* What this task involves
Report every line below that holds the word "недели".

(Website and app data records)

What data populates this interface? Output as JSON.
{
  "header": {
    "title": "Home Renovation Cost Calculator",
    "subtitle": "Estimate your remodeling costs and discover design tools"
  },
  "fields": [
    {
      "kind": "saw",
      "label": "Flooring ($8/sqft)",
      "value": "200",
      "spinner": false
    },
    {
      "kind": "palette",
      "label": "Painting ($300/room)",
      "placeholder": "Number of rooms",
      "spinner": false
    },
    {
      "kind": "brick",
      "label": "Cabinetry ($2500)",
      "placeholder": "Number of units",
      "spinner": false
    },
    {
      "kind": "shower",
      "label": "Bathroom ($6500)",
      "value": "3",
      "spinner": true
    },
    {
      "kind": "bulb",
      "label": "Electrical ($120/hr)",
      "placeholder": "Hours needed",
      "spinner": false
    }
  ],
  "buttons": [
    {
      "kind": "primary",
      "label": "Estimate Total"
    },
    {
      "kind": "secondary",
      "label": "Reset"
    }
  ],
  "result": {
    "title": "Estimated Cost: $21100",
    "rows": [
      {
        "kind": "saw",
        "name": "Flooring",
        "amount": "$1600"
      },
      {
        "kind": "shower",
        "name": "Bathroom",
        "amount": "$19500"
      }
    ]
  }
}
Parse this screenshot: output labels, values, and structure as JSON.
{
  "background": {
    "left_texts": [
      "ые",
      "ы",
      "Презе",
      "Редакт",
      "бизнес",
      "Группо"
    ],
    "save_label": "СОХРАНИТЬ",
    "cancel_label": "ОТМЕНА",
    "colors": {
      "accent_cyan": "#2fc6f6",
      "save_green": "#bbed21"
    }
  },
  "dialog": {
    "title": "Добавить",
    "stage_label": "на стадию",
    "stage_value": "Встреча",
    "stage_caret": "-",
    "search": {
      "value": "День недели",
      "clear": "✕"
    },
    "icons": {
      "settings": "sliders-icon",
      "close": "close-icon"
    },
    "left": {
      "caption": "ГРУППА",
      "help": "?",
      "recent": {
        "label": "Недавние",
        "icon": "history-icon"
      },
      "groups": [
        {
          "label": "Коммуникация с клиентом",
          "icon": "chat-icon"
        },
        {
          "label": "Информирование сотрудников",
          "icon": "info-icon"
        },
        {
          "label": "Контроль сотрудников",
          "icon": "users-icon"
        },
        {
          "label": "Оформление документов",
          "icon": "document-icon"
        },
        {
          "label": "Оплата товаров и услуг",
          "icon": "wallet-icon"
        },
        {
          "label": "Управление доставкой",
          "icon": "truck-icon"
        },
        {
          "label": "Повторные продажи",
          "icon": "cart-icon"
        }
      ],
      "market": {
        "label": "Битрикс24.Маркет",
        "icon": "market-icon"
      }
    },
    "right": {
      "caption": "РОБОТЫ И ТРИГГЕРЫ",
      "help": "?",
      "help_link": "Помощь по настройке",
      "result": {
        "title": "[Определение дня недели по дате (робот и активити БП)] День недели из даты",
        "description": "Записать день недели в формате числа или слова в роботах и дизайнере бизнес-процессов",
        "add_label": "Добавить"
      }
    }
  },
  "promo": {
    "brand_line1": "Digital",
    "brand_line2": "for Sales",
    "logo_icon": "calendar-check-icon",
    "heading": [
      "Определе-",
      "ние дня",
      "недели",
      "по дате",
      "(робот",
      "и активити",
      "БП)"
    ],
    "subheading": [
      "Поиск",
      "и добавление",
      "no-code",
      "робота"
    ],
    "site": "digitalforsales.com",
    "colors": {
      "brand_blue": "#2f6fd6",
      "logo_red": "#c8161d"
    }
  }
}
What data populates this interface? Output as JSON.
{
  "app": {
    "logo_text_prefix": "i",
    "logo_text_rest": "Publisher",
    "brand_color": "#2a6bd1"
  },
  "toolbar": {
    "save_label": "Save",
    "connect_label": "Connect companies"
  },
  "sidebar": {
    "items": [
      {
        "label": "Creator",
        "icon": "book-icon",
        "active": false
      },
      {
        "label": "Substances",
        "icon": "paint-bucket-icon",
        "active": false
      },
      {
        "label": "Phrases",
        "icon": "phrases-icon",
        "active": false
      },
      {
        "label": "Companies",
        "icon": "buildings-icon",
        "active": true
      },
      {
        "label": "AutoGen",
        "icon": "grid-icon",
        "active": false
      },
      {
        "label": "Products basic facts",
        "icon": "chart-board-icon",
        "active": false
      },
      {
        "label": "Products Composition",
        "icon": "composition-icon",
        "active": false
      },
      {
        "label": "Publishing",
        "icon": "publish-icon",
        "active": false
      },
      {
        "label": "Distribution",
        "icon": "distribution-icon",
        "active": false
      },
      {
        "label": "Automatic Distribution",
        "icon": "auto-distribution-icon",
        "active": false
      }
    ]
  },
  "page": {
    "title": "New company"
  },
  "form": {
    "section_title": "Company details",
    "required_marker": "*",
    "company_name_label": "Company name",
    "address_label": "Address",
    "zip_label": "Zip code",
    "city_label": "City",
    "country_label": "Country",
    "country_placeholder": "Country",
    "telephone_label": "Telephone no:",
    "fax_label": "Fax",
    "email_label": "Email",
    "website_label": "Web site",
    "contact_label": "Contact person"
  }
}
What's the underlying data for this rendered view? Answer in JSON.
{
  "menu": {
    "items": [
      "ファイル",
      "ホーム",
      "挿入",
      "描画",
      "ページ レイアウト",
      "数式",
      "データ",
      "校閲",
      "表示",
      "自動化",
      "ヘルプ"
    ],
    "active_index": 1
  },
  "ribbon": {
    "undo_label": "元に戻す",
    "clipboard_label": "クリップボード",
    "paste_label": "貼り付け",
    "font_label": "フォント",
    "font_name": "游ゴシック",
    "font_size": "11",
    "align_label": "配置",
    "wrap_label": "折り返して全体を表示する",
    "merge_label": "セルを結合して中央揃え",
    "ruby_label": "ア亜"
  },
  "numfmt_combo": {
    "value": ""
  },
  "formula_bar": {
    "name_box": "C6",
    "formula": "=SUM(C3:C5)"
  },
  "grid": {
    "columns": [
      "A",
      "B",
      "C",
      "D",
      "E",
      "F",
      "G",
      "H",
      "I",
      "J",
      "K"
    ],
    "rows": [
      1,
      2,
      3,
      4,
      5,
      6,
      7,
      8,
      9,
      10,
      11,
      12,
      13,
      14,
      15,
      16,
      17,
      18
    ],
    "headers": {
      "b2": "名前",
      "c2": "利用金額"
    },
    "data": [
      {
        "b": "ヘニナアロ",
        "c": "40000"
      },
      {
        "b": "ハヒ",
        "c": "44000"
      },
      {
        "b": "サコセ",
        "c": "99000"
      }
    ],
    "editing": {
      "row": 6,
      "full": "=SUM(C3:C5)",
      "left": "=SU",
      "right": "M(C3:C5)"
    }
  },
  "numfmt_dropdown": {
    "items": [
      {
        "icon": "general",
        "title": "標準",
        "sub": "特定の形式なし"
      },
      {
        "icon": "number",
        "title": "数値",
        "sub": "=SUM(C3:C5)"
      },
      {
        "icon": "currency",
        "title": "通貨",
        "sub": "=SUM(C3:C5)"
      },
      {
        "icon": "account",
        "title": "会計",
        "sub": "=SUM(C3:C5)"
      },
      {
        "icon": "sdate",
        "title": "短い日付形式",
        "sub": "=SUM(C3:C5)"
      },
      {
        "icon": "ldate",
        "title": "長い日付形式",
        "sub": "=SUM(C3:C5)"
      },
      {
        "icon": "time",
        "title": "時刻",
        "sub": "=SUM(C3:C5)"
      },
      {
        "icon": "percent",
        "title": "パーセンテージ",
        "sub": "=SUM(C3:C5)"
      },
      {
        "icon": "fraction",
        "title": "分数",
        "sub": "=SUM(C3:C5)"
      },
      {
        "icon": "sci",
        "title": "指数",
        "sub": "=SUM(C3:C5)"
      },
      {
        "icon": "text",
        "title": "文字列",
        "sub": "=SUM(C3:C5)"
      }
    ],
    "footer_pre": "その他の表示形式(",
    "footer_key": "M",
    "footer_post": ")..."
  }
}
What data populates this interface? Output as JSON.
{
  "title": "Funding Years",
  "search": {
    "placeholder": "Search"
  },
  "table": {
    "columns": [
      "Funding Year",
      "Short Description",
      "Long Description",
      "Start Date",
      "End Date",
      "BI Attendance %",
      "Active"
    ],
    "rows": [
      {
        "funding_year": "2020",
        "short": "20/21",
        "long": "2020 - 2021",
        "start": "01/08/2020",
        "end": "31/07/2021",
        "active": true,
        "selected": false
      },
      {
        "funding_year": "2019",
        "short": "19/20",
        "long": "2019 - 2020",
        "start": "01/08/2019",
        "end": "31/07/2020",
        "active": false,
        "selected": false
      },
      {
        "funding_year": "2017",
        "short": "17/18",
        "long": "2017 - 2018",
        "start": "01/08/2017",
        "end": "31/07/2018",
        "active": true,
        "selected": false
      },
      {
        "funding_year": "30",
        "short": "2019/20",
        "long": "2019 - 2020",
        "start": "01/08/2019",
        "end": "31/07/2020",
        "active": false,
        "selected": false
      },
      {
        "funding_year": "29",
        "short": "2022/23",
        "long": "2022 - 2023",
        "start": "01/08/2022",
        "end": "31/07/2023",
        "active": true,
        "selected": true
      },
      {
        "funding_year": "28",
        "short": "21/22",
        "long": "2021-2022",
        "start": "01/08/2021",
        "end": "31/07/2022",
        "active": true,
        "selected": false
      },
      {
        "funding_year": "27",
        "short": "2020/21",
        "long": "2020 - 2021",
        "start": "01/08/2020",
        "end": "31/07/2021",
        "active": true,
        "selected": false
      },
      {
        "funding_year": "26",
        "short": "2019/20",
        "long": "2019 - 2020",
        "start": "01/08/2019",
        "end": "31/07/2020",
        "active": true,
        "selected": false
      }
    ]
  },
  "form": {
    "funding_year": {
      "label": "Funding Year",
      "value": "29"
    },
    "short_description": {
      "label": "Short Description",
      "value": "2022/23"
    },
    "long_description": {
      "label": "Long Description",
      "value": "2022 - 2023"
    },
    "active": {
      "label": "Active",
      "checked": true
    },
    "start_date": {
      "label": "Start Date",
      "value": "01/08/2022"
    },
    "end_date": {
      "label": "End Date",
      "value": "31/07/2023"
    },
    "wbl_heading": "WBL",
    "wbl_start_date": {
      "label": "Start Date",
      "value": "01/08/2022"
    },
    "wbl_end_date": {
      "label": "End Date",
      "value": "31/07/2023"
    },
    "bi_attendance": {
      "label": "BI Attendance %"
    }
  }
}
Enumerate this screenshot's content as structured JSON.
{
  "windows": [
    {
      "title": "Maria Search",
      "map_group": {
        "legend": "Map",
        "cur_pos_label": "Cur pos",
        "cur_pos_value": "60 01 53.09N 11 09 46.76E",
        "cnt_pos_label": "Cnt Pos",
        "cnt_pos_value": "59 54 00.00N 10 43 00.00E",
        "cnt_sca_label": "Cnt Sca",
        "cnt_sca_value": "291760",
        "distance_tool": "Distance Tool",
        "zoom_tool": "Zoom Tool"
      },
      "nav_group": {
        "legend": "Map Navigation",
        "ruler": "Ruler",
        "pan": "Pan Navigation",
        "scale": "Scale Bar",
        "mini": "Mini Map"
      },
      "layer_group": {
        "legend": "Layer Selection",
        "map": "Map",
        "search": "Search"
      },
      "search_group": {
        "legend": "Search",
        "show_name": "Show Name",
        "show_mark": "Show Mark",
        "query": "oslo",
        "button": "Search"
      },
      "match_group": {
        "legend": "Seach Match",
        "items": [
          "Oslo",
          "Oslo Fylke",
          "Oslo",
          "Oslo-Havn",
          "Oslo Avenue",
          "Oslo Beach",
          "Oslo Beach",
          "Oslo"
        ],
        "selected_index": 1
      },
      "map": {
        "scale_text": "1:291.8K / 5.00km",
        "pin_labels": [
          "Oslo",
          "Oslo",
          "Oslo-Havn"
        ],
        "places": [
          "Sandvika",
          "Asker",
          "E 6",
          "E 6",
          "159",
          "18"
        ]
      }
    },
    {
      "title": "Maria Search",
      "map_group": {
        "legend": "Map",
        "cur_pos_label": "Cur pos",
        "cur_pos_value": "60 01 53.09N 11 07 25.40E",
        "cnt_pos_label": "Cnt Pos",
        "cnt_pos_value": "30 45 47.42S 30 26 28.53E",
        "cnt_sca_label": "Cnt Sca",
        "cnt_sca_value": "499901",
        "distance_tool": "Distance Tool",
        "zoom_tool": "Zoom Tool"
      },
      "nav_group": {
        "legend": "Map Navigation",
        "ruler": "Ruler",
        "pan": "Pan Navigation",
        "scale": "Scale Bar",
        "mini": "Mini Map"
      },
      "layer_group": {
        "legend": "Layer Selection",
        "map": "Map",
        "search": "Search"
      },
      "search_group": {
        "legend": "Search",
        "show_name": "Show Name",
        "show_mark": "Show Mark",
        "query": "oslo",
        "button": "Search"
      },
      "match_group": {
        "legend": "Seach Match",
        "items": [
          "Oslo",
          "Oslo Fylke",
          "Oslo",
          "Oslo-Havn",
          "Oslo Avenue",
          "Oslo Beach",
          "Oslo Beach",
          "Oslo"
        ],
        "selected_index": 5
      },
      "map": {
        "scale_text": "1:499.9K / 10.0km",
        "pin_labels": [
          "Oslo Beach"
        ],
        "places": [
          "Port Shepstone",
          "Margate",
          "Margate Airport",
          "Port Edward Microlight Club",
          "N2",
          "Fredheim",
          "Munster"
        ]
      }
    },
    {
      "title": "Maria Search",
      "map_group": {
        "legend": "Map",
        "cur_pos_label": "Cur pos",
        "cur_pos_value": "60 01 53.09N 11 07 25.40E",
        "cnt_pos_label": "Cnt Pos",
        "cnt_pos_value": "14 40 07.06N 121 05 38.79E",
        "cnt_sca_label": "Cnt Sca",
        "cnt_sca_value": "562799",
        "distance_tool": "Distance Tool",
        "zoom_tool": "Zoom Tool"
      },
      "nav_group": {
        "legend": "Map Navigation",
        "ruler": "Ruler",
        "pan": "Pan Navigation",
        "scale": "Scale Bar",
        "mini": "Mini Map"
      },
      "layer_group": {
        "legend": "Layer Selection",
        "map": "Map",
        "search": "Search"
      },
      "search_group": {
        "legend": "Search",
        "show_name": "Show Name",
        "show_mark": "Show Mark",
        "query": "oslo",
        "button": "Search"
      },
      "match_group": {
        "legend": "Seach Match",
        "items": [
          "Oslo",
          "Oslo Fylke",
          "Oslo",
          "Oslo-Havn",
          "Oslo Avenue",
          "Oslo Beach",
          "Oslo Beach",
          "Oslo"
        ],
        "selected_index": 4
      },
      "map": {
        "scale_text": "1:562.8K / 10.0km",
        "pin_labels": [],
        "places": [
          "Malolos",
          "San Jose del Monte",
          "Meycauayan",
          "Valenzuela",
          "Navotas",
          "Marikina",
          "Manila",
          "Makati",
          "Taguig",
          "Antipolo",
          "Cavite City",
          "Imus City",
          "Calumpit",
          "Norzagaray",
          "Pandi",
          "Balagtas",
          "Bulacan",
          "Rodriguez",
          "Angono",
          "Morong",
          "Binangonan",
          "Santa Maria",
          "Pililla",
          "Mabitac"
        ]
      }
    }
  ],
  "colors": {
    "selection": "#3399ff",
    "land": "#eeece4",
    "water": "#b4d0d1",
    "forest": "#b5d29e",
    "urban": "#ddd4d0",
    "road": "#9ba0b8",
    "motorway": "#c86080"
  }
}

* Solution to this task
      "value": "День недели",
        "title": "[Определение дня недели по дате (робот и активити БП)] День недели из даты",
        "description": "Записать день недели в формате числа или слова в роботах и дизайнере бизнес-процессов",
      "недели",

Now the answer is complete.